Organizers had no intention of changing the unveiling date, so, after the initial shock wore off, they began planning how to do what seemed nearly impossible: Set up three pieces of the monument and complete the landscaping in less than five days.
“We got ourselves organized and everything we needed to put it together available for the 10th,” he said. “On that Monday, we had the monument company working, the curbing company working on landscaping, stonemasons, irrigation people — about seven different subcontractors working from Monday to Wednesday.
“On Monday (Aug. 10), at 9 a.m., there was nothing there. On Wednesday (Aug. 12), at 6 p.m., they were all standing, and everything was done.”
Wilkerson gave much of the credit for that accomplishment to Bob Davidson, who managed construction on the monument, and to his “right-hand man,” Chuck Eicher.

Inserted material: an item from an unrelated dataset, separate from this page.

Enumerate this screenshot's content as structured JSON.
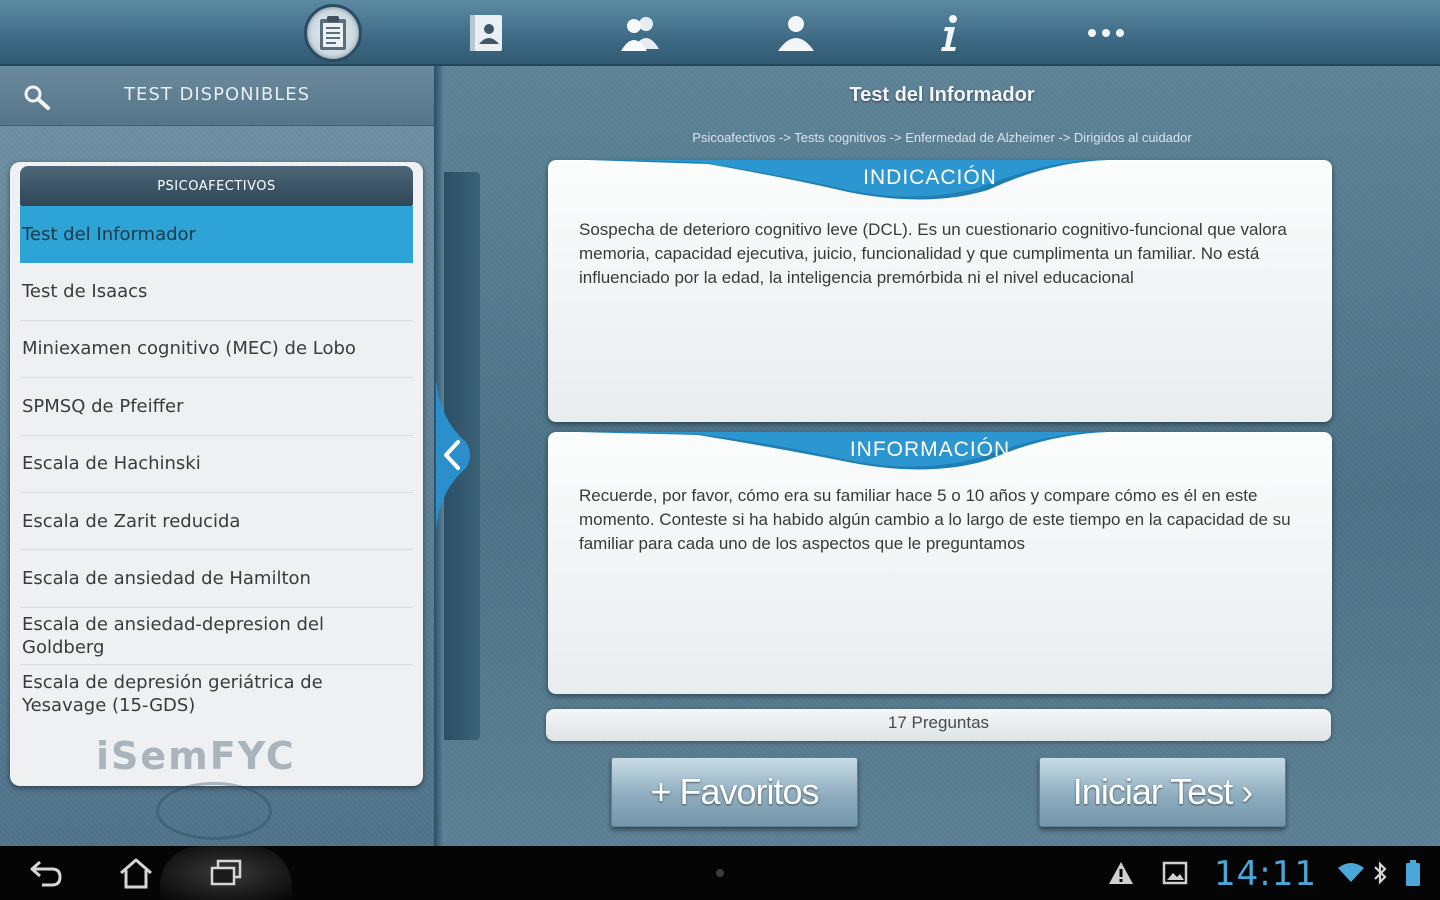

“Whatever came up, (Eicher) was always there to help,” he said. “He had a lot of personal time in, as did Bob and I.”
Wilkerson said the overall success of the memorial project was due to $200,000 in state funding, as well as the support and concerted efforts of people in the northern Big Horn Basin.
The additional money, time and materials donated locally, when added to the state appropriation, made it possible to have the maps engraved on black granite that was quarried in India, glazed in China and shipped to Vermont for processing.
“We liked that better than anything we saw,” Wilkerson said. “We said, ‘Even though it's more expensive, they deserve it — so let's do it.' And it worked.”
Freudenthal recognized the organizers and workers during the unveiling ceremony.
“They took state money and stretched it,” he said. “You don't see that too often.”